The Royal Society of Canada has issued a major report on the environmental and health impacts of oil sands development in northern Alberta, a subject that has huge economic implications for the province and country and big implications for North American fossil fuel supplies. The report will not be the last word on this immensely important subject.
The report, commissioned in October 2009, was prepared by a panel of well-qualified experts in environmental health, toxicology, land reclamation and ecological restoration, hydrogeology, integrative biology, economics, and engineering. It primarily addresses concerns articulated by environmentalists, representatives of indigenous peoples (the groups Canada calls its First Nations), and other local citizens. What it does not do is make a comprehensive cost-benefit analysis of whether, on balance, oil sands development is worth the prices paid in environmental degradation, scenic squalor, and human discomfort.
The Canadian oil sands are located in a relatively remote area that is sparsely inhabited and yet, to judge from photos, splendid in its vast isolation. It includes one major protected zone, the Buffalo National Park. So worries about oil sand development are not limited to just how it might affect this or that, here or there, but how it will transform the character of a whole region.
Thus, however authoritatively the report addresses the specifics, it remains open to the charge that it almost literally sees only the trees, but not the forests.
Among major findings of the report, Environmental and Health Impacts of Canada's Oil Sands Industry:
--no evidence of contaminant exposures at levels that could affect downstream populations adversely
--need for more frequent biological monitoring and more accessible research results
--enhanced regulatory capacities, with emphasis on acquisition of needed technical personnel
--more adequate provision of financial security, to cover projected costs of environmental reclamation and restoration
Given the critical edge of those recommendations, no reasonable person would accuse the Royal Society of whitewashing oil sands development. But the report nowhere adds up the total benefits expected to accrue from development and nowhere weighs such benefits against aggregate costs--including the costs that may in some sense be greater than the sum. And at times the report comes across as a little tin-eared, as in the first point above, where it says there's no evidence of contamination at levels that could hurt people. What is does not say is whether there's evidence of people being actually hurt.

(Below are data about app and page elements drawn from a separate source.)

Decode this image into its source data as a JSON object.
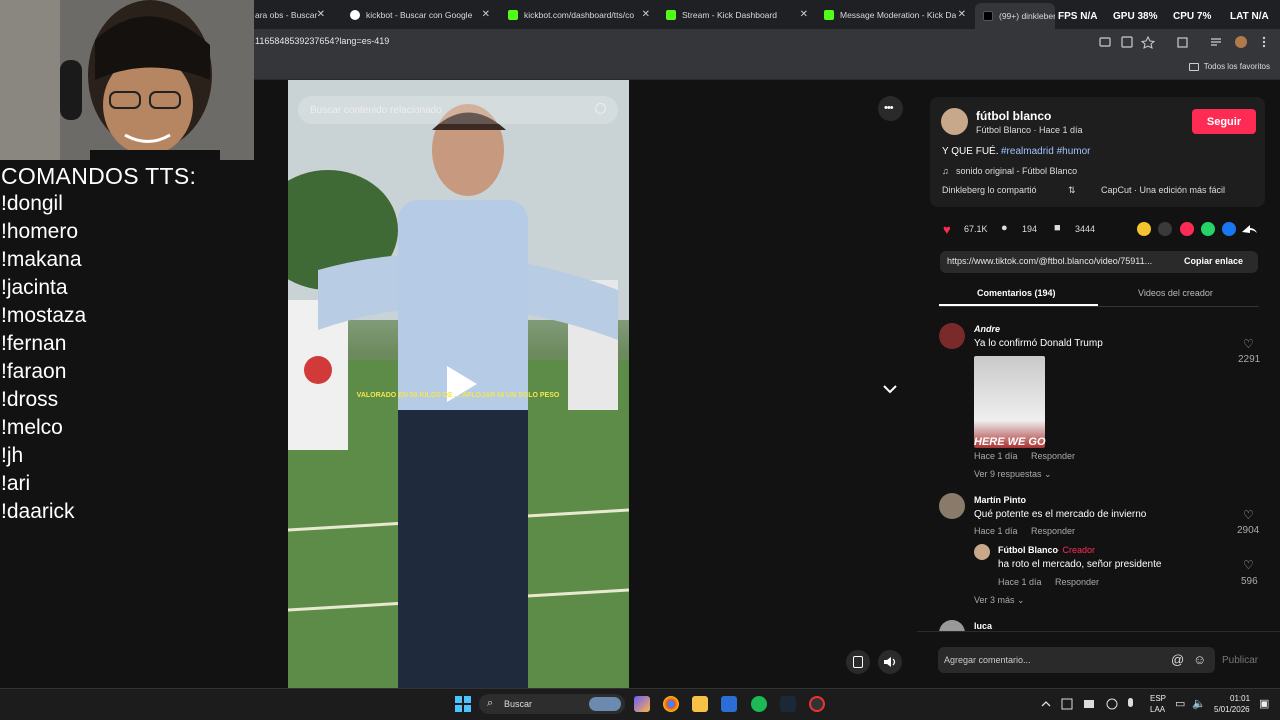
{
  "tabs": [
    {
      "label": "ara obs - Buscar"
    },
    {
      "label": "kickbot - Buscar con Google"
    },
    {
      "label": "kickbot.com/dashboard/tts/co"
    },
    {
      "label": "Stream - Kick Dashboard"
    },
    {
      "label": "Message Moderation - Kick Da"
    },
    {
      "label": "(99+) dinkleberg (@ ..."
    }
  ],
  "hud": {
    "fps": "FPS",
    "fps_val": "N/A",
    "gpu": "GPU",
    "gpu_val": "38%",
    "cpu": "CPU",
    "cpu_val": "7%",
    "lat": "LAT",
    "lat_val": "N/A"
  },
  "address": {
    "url": "1165848539237654?lang=es-419"
  },
  "bookmarks": {
    "all_label": "Todos los favoritos"
  },
  "tts": {
    "title": "COMANDOS TTS:",
    "commands": [
      "!dongil",
      "!homero",
      "!makana",
      "!jacinta",
      "!mostaza",
      "!fernan",
      "!faraon",
      "!dross",
      "!melco",
      "!jh",
      "!ari",
      "!daarick"
    ]
  },
  "video": {
    "search_placeholder": "Buscar contenido relacionado",
    "caption": "VALORADO EN 50 KILOS DE ... AFLOJAR NI UN SOLO PESO"
  },
  "post": {
    "author_name": "fútbol blanco",
    "author_sub": "Fútbol Blanco · Hace 1 día",
    "follow_label": "Seguir",
    "description": "Y QUE FUÉ.",
    "hashtags": "#realmadrid #humor",
    "sound": "sonido original - Fútbol Blanco",
    "shared_by": "Dinkleberg lo compartió",
    "capcut": "CapCut · Una edición más fácil",
    "likes": "67.1K",
    "comments": "194",
    "saves": "3444",
    "link": "https://www.tiktok.com/@ftbol.blanco/video/75911...",
    "copy_label": "Copiar enlace",
    "tab_comments": "Comentarios (194)",
    "tab_creator": "Videos del creador"
  },
  "comments": [
    {
      "user": "Andre",
      "text": "Ya lo confirmó Donald Trump",
      "meta": "Hace 1 día",
      "reply": "Responder",
      "likes": "2291",
      "replies_label": "Ver 9 respuestas",
      "image_text": "HERE WE GO"
    },
    {
      "user": "Martín Pinto",
      "text": "Qué potente es el mercado de invierno",
      "meta": "Hace 1 día",
      "reply": "Responder",
      "likes": "2904"
    },
    {
      "user": "Fútbol Blanco",
      "creator_tag": "Creador",
      "text": "ha roto el mercado, señor presidente",
      "meta": "Hace 1 día",
      "reply": "Responder",
      "likes": "596",
      "more_label": "Ver 3 más"
    },
    {
      "user": "luca"
    }
  ],
  "composer": {
    "placeholder": "Agregar comentario...",
    "publish": "Publicar"
  },
  "taskbar": {
    "search": "Buscar",
    "lang1": "ESP",
    "lang2": "LAA",
    "time": "01:01",
    "date": "5/01/2026"
  }
}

Not surprisingly, First Nation representatives have reacted to the Royal Society report with skepticism, if not outright disdain.
At times the report expresses itself in a style bordering on the ludicrous: "Is the oil sands industry collectively Canada's largest emitter for air pollutants other than greenhouse gases?" "Is the oil sands industry the most environmentally destructive project on earth?" Such questions bring to mind, embarrassingly, the amusing Geico ads running these days on U.S. television--"Can Geico give you more for less money? Did the three little pigs squeal all the way home?"--except that in the Royal Society report the rote answer is no rather than yes.
No, oil sand development is not the most environmentally destructive project on earth. No, it is not Canada's largest emitter of air pollutants.
Given that style, it's not always easy to stay focused on Royal Society's technical specifics. But it's often worth the try. Take greenhouse gases. The report says that oil sands currently account for only about 5 percent of Canada's total emissions, compared to 17 percent from electricity generation and 27 percent from transportation. But sands also are the fastest growing share and therefore "create a major challenge for Canada to meet our international commitments for overall GHG reduction."
What are those international commitments? This too is a subject that requires a little extra concentration to correctly fathom. As the report notes, in the first Kyoto commitment period, 1990 to present, Canada's GHG emissions increased 24 percent, rather than decrease 7 or 8 percent, as the protocol required. As Canada, unlike the United States, is party to the protocol, it is in gross violation of it. Not surprisingly, then, it attempted earlier this month at Cancun--together with two other countries-- to have the Kyoto process canceled. But it failed after the Japanese leadership defected from the anti-Kyoto cause, having received personal phone calls from the leaders of the UK, Germany, and Mexico. .Accordingly, Canada ended up signing agreements in Cancun that in theory require it to do by 2020 even more than Kyoto asks, rather than much less.
To come anywhere close to conform to that obligation would be a Herculean task for Canada, and in fact, it might be flatly incompatible with oil sands development.